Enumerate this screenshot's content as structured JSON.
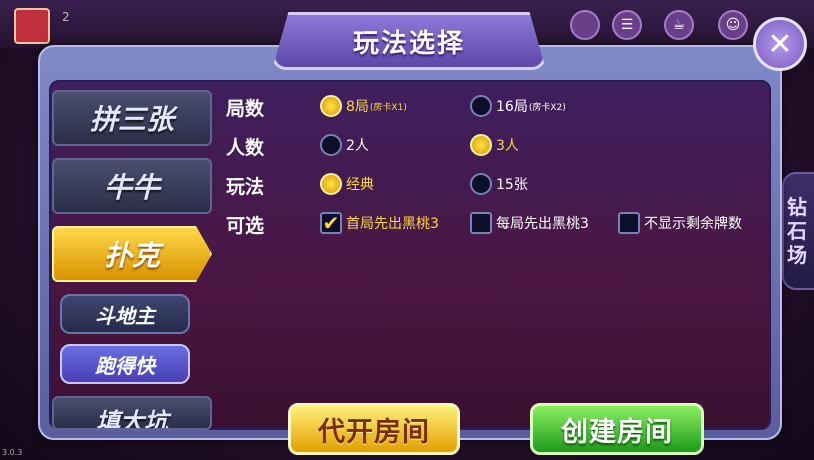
{
  "header": {
    "avatar_label": "",
    "name_text": "2"
  },
  "dialog": {
    "title": "玩法选择",
    "close_label": "✕"
  },
  "side_button": {
    "label_line1": "钻",
    "label_line2": "石",
    "label_line3": "场"
  },
  "tabs": [
    {
      "label": "拼三张",
      "active": false
    },
    {
      "label": "牛牛",
      "active": false
    },
    {
      "label": "扑克",
      "active": true
    }
  ],
  "subtabs": [
    {
      "label": "斗地主",
      "active": false
    },
    {
      "label": "跑得快",
      "active": true
    },
    {
      "label": "填大坑",
      "active": false
    }
  ],
  "rows": {
    "rounds": {
      "label": "局数",
      "options": [
        {
          "text": "8局",
          "sub": "(房卡X1)",
          "selected": true
        },
        {
          "text": "16局",
          "sub": "(房卡X2)",
          "selected": false
        }
      ]
    },
    "players": {
      "label": "人数",
      "options": [
        {
          "text": "2人",
          "selected": false
        },
        {
          "text": "3人",
          "selected": true
        }
      ]
    },
    "mode": {
      "label": "玩法",
      "options": [
        {
          "text": "经典",
          "selected": true
        },
        {
          "text": "15张",
          "selected": false
        }
      ]
    },
    "optional": {
      "label": "可选",
      "options": [
        {
          "text": "首局先出黑桃3",
          "checked": true
        },
        {
          "text": "每局先出黑桃3",
          "checked": false
        },
        {
          "text": "不显示剩余牌数",
          "checked": false
        }
      ]
    }
  },
  "buttons": {
    "proxy_open": "代开房间",
    "create_room": "创建房间"
  },
  "version": "3.0.3",
  "colors": {
    "selected_text": "#ffd83a",
    "accent_gold": "#e1a100",
    "accent_green": "#1d9a1b",
    "dialog_border": "#b7bde8"
  }
}
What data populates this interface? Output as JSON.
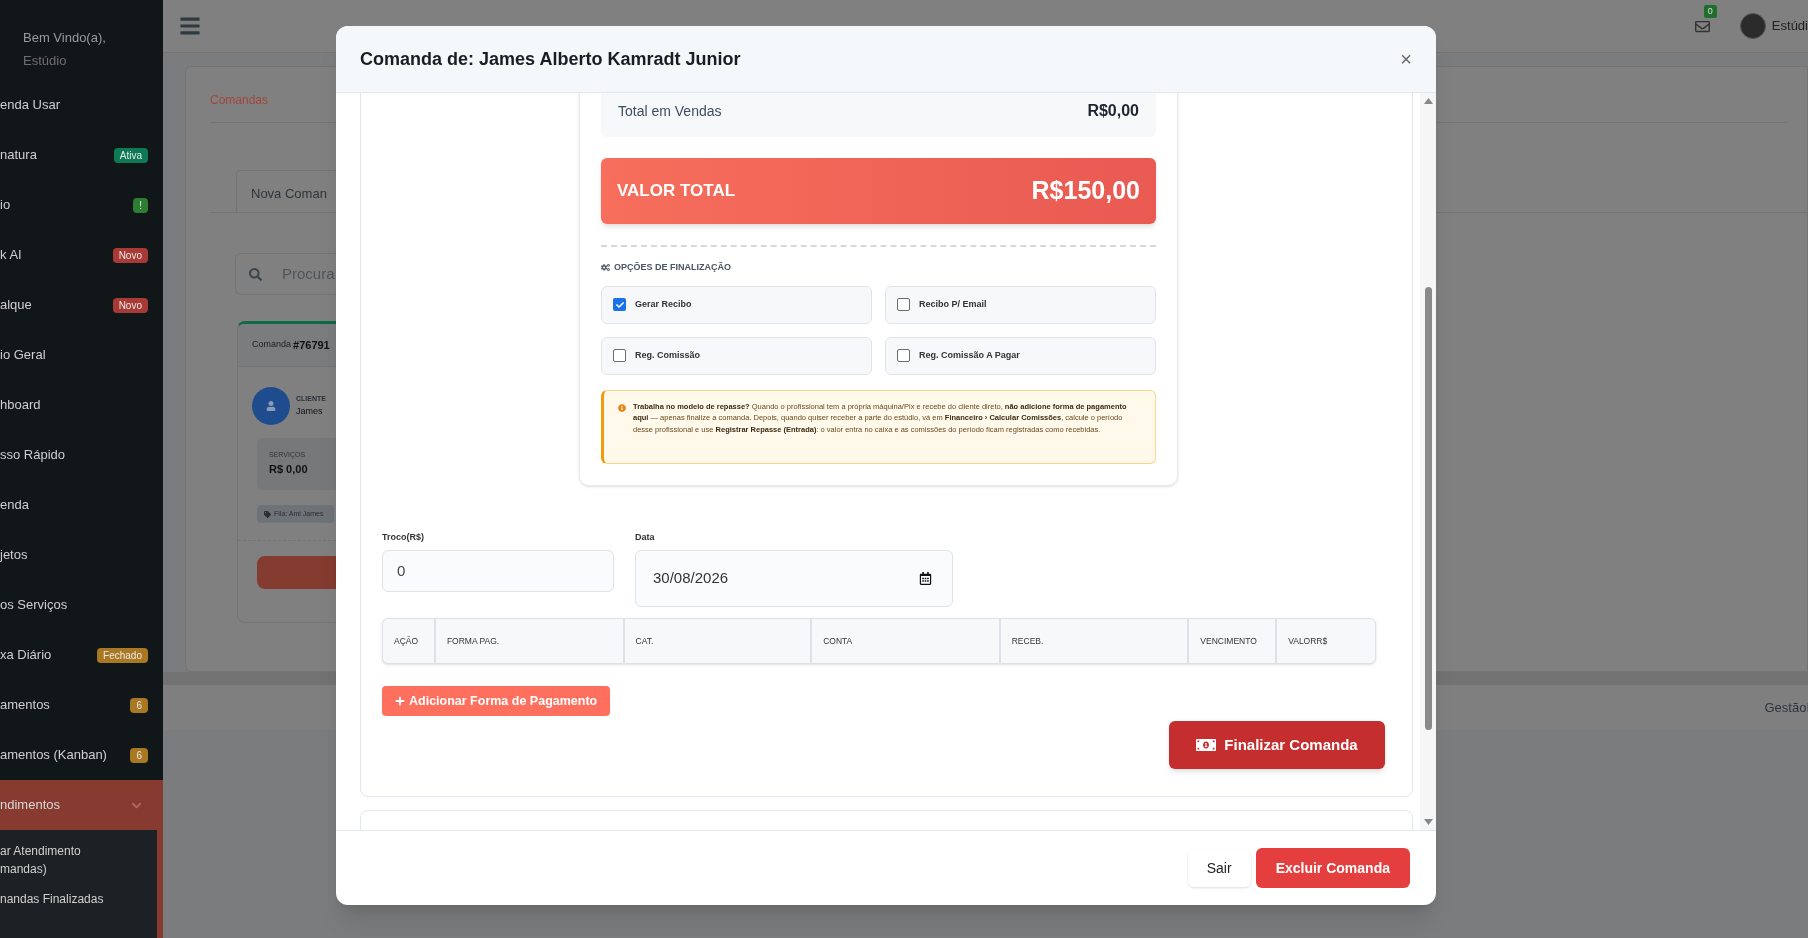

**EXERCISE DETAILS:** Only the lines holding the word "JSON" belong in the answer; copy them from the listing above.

**SOLUTION TO THIS EXERCISE:**
Enumerate this screenshot's content as structured JSON.
What data populates this interface? Output as JSON.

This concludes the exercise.